Your assignment
Wherever the string "this" appears in the records, return the line that holds it.

Information
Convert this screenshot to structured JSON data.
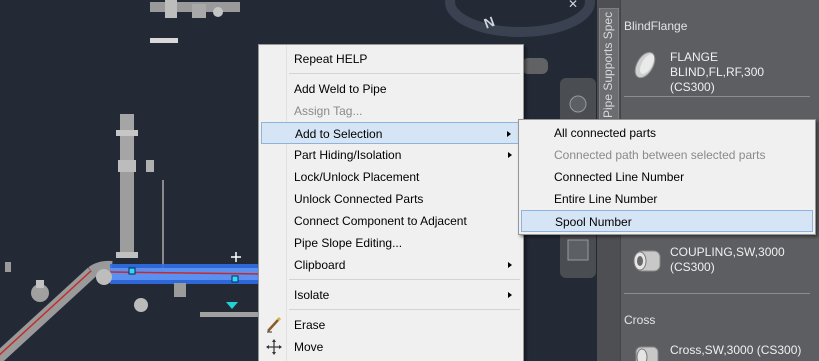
{
  "context_menu": {
    "items": [
      {
        "label": "Repeat HELP",
        "disabled": false
      },
      {
        "label": "Add Weld to Pipe",
        "disabled": false
      },
      {
        "label": "Assign Tag...",
        "disabled": true
      },
      {
        "label": "Add to Selection",
        "disabled": false,
        "submenu": true,
        "highlighted": true
      },
      {
        "label": "Part Hiding/Isolation",
        "disabled": false,
        "submenu": true
      },
      {
        "label": "Lock/Unlock Placement",
        "disabled": false
      },
      {
        "label": "Unlock Connected Parts",
        "disabled": false
      },
      {
        "label": "Connect Component to Adjacent",
        "disabled": false
      },
      {
        "label": "Pipe Slope Editing...",
        "disabled": false
      },
      {
        "label": "Clipboard",
        "disabled": false,
        "submenu": true
      },
      {
        "label": "Isolate",
        "disabled": false,
        "submenu": true
      },
      {
        "label": "Erase",
        "disabled": false,
        "icon": "eraser-icon"
      },
      {
        "label": "Move",
        "disabled": false,
        "icon": "move-icon"
      }
    ]
  },
  "submenu": {
    "items": [
      {
        "label": "All connected parts",
        "disabled": false
      },
      {
        "label": "Connected path between selected parts",
        "disabled": true
      },
      {
        "label": "Connected Line Number",
        "disabled": false
      },
      {
        "label": "Entire Line Number",
        "disabled": false
      },
      {
        "label": "Spool Number",
        "disabled": false,
        "highlighted": true
      }
    ]
  },
  "palette": {
    "tab_label": "Pipe Supports Spec",
    "sections": {
      "blind_flange": "BlindFlange",
      "cross": "Cross"
    },
    "items": {
      "flange_blind": {
        "line1": "FLANGE BLIND,FL,RF,300",
        "line2": "(CS300)",
        "icon": "blind-flange-icon"
      },
      "coupling": {
        "line1": "COUPLING,SW,3000",
        "line2": "(CS300)",
        "icon": "coupling-icon"
      },
      "cross": {
        "line1": "Cross,SW,3000 (CS300)",
        "icon": "cross-fitting-icon"
      }
    }
  },
  "colors": {
    "viewport_bg": "#232a36",
    "palette_bg": "#5c5e62",
    "menu_bg": "#f0f0f0",
    "menu_highlight": "#d5e5f6",
    "selected_pipe": "#2f6fe8"
  }
}
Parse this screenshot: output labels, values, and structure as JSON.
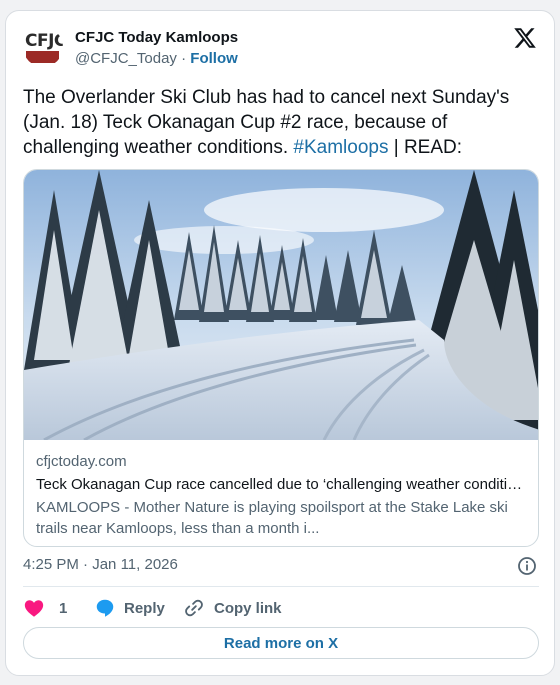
{
  "account": {
    "name": "CFJC Today Kamloops",
    "handle": "@CFJC_Today",
    "separator": "·",
    "follow_label": "Follow",
    "avatar_logo_text": "CFJC"
  },
  "tweet": {
    "text_before_hashtag": "The Overlander Ski Club has had to cancel next Sunday's (Jan. 18) Teck Okanagan Cup #2 race, because of challenging weather conditions.",
    "hashtag": "#Kamloops",
    "text_after_hashtag": "| READ:"
  },
  "link_card": {
    "domain": "cfjctoday.com",
    "title": "Teck Okanagan Cup race cancelled due to ‘challenging weather conditi…",
    "description": "KAMLOOPS - Mother Nature is playing spoilsport at the Stake Lake ski trails near Kamloops, less than a month i..."
  },
  "meta": {
    "time": "4:25 PM",
    "separator": "·",
    "date": "Jan 11, 2026"
  },
  "actions": {
    "like_count": "1",
    "reply_label": "Reply",
    "copy_link_label": "Copy link"
  },
  "read_more_label": "Read more on X",
  "colors": {
    "accent": "#1d6fa5",
    "like": "#f91880",
    "reply_icon": "#1d9bf0",
    "secondary_text": "#536471"
  },
  "icons": [
    "cfjc-logo",
    "x-logo-icon",
    "info-icon",
    "heart-icon",
    "reply-bubble-icon",
    "link-icon"
  ]
}
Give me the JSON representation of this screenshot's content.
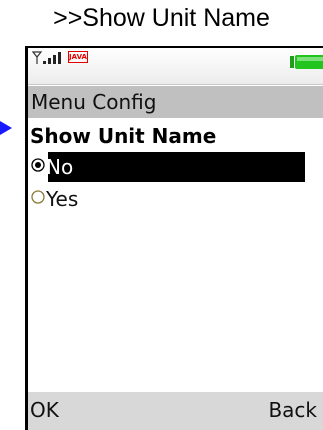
{
  "caption": ">>Show Unit Name",
  "status_bar": {
    "java_badge": "JAVA",
    "signal_icon": "signal-strength-icon",
    "battery_icon": "battery-icon",
    "battery_color": "#22c41e"
  },
  "title_bar": {
    "title": "Menu Config"
  },
  "setting": {
    "heading": "Show Unit Name",
    "options": [
      {
        "label": "No",
        "selected": true
      },
      {
        "label": "Yes",
        "selected": false
      }
    ]
  },
  "softkeys": {
    "left": "OK",
    "right": "Back"
  },
  "colors": {
    "pointer": "#1a1aff",
    "title_bar_bg": "#c0c0c0",
    "selection_bg": "#000000"
  }
}
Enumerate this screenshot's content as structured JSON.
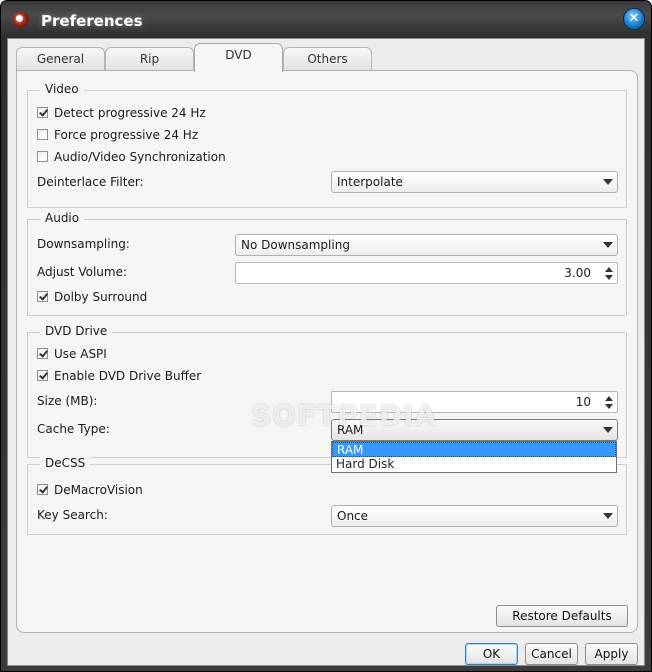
{
  "window": {
    "title": "Preferences"
  },
  "tabs": [
    {
      "label": "General"
    },
    {
      "label": "Rip"
    },
    {
      "label": "DVD",
      "active": true
    },
    {
      "label": "Others"
    }
  ],
  "video": {
    "group_title": "Video",
    "detect_progressive": {
      "label": "Detect progressive 24 Hz",
      "checked": true
    },
    "force_progressive": {
      "label": "Force progressive 24 Hz",
      "checked": false
    },
    "av_sync": {
      "label": "Audio/Video Synchronization",
      "checked": false
    },
    "deinterlace_label": "Deinterlace Filter:",
    "deinterlace_value": "Interpolate"
  },
  "audio": {
    "group_title": "Audio",
    "downsampling_label": "Downsampling:",
    "downsampling_value": "No Downsampling",
    "adjust_volume_label": "Adjust Volume:",
    "adjust_volume_value": "3.00",
    "dolby": {
      "label": "Dolby Surround",
      "checked": true
    }
  },
  "dvd_drive": {
    "group_title": "DVD Drive",
    "use_aspi": {
      "label": "Use ASPI",
      "checked": true
    },
    "enable_buffer": {
      "label": "Enable DVD Drive Buffer",
      "checked": true
    },
    "size_label": "Size (MB):",
    "size_value": "10",
    "cache_type_label": "Cache Type:",
    "cache_type_value": "RAM",
    "cache_type_options": [
      "RAM",
      "Hard Disk"
    ]
  },
  "decss": {
    "group_title": "DeCSS",
    "demacrovision": {
      "label": "DeMacroVision",
      "checked": true
    },
    "key_search_label": "Key Search:",
    "key_search_value": "Once"
  },
  "buttons": {
    "restore_defaults": "Restore Defaults",
    "ok": "OK",
    "cancel": "Cancel",
    "apply": "Apply"
  },
  "watermark": "SOFTPEDIA",
  "icons": {
    "app": "app-icon",
    "close": "close-icon"
  }
}
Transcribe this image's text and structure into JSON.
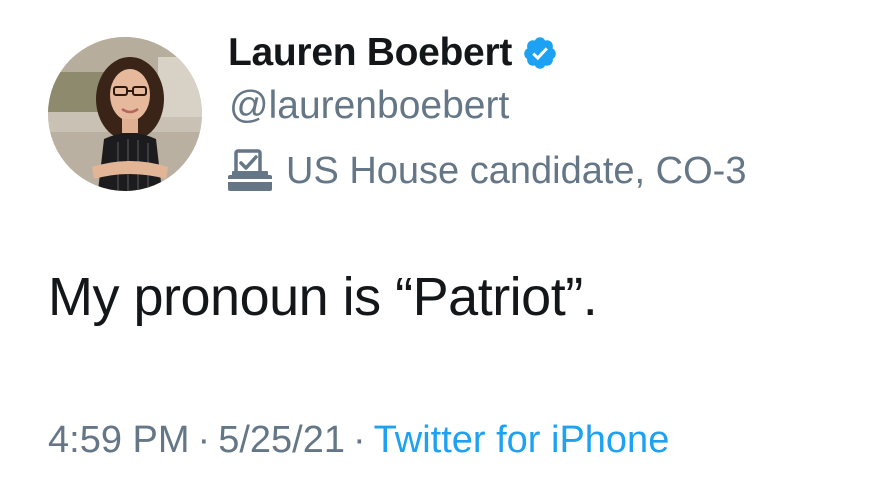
{
  "author": {
    "display_name": "Lauren Boebert",
    "handle": "@laurenboebert",
    "verified": true,
    "label": "US House candidate, CO-3",
    "label_icon": "ballot-box-icon"
  },
  "tweet": {
    "text": "My pronoun is “Patriot”."
  },
  "meta": {
    "time": "4:59 PM",
    "separator": "·",
    "date": "5/25/21",
    "source": "Twitter for iPhone"
  },
  "colors": {
    "text_primary": "#14171a",
    "text_secondary": "#657786",
    "accent_blue": "#1da1f2",
    "verified_blue": "#1da1f2"
  }
}
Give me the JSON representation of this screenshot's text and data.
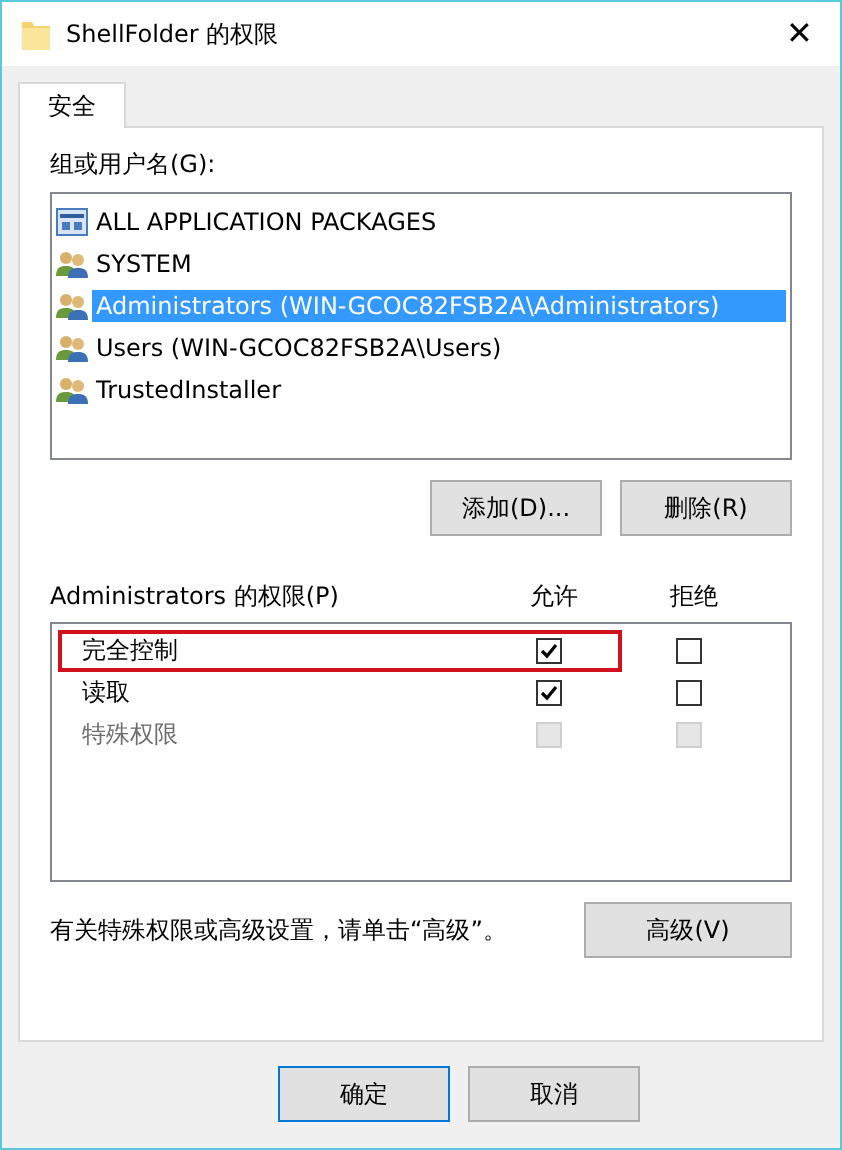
{
  "window": {
    "title": "ShellFolder 的权限",
    "close": "✕"
  },
  "tabs": [
    {
      "label": "安全",
      "selected": true
    }
  ],
  "groups": {
    "label": "组或用户名(G):",
    "items": [
      {
        "name": "ALL APPLICATION PACKAGES",
        "kind": "package",
        "selected": false
      },
      {
        "name": "SYSTEM",
        "kind": "users",
        "selected": false
      },
      {
        "name": "Administrators (WIN-GCOC82FSB2A\\Administrators)",
        "kind": "users",
        "selected": true
      },
      {
        "name": "Users (WIN-GCOC82FSB2A\\Users)",
        "kind": "users",
        "selected": false
      },
      {
        "name": "TrustedInstaller",
        "kind": "users",
        "selected": false
      }
    ],
    "buttons": [
      "添加(D)...",
      "删除(R)"
    ]
  },
  "permissions": {
    "label": "Administrators 的权限(P)",
    "allow_header": "允许",
    "deny_header": "拒绝",
    "rows": [
      {
        "name": "完全控制",
        "allow": true,
        "deny": false,
        "disabled": false,
        "highlighted": true
      },
      {
        "name": "读取",
        "allow": true,
        "deny": false,
        "disabled": false,
        "highlighted": false
      },
      {
        "name": "特殊权限",
        "allow": false,
        "deny": false,
        "disabled": true,
        "highlighted": false
      }
    ]
  },
  "advanced": {
    "note": "有关特殊权限或高级设置，请单击“高级”。",
    "button": "高级(V)"
  },
  "footer_buttons": [
    {
      "label": "确定",
      "default": true
    },
    {
      "label": "取消",
      "default": false
    }
  ]
}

Solved exercise
Convert this screenshot to structured JSON data.
Parse this screenshot: output labels, values, and structure as JSON.
Give me the JSON representation of this screenshot's content.
Enumerate this screenshot's content as structured JSON.
Transcribe this image's text and structure into JSON.
Give me the JSON representation of this screenshot's text and data.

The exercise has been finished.